Monthly Review - February

Friday 4th March 2016, 12:14pm

Monthly Summary February 2016

Interest Rates - Comments

RBNZ Governor Wheeler acknowledged that a lower OCR may be needed over the coming year, though they look to be on hold for now. OCR at 2.5% there is still scope for it to move lower with expectations of 50bps of cuts through till the end of the year, and for the OCR to remain on hold for most of 2017.

While additional OCR cuts from RBNZ could see mortgage rates fall, increases in global funding costs are pointing to higher rates.   We are still a savings deficient nation; however banks are less reliant on offshore mortgage rates than they were prior to the GFC.

Next OCR review is 10 March 2016.

Property Indicators   Record-low mortgage interest rates, tight dwelling supply and booming net immigration continue to support the housing market. Nevertheless, prices remain stretched relative to both incomes and rents, particularly in our largest city, where prices have started to recede. Attention is now shifting to the regions, which are playing catch-up. Households continue to exhibit leveraging-style behaviour with borrowing outstripping income growth.

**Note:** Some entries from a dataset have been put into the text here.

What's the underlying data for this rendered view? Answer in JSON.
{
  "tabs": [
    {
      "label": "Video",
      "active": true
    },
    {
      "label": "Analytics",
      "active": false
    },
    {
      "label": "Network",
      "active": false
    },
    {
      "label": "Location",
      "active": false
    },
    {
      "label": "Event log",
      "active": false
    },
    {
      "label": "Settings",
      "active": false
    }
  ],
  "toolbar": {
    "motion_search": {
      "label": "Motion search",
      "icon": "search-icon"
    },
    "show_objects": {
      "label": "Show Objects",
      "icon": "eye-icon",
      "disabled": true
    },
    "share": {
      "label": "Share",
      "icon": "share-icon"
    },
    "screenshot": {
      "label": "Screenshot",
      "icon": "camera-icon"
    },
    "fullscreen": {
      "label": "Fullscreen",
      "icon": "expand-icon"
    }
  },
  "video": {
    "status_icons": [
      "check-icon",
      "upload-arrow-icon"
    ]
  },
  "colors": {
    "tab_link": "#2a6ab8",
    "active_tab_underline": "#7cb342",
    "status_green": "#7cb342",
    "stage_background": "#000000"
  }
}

Economic Check  The economy is performing well right here and now, and we generally expect respectable growth over 2016; New Zealand is more than dairying, there are other bright spots, and the economy has better structural foundations now.  The global scene; risks are elevated and weaker export prices (not just dairy) and higher global funding costs are a nasty mix for a commodity-dependent borrowing nation.

Other notes: Construction RBNZ bulletin states The Canterbury economy has proved resilient to the substantial destruction caused by the 2010 and 2011 earthquakes. The report, 'The Canterbury rebuild five years on from the Christchurch earthquake', provides an update on the economic progress made in the Canterbury rebuild.

Employment in construction has grown strongly, labour force participation in the region is higher than the rest of the country, and unemployment lower, the report’s authors say.

It is estimated that the total value of the rebuild will be $40 billion (in 2015 dollars). The rebuild is expected to continue for many years, with the reconstruction of commercial property yet to begin in earnest, anchor projects in the CBD still to be confirmed, and insurance claims yet to be settled.

As construction sector activity unwinds, other sectors will need to expand activity. In particular, activity in the tourism and education sectors remains substantially below pre-quake levels.

Information summarised from a mix of monthly reports from financial institutions.

This summary is of a general nature does not take into account your financial situation or goals and is not a personalised adviser service. Information is provided from sources that the author believes to be reliable; it is indicative and subject to change without notice.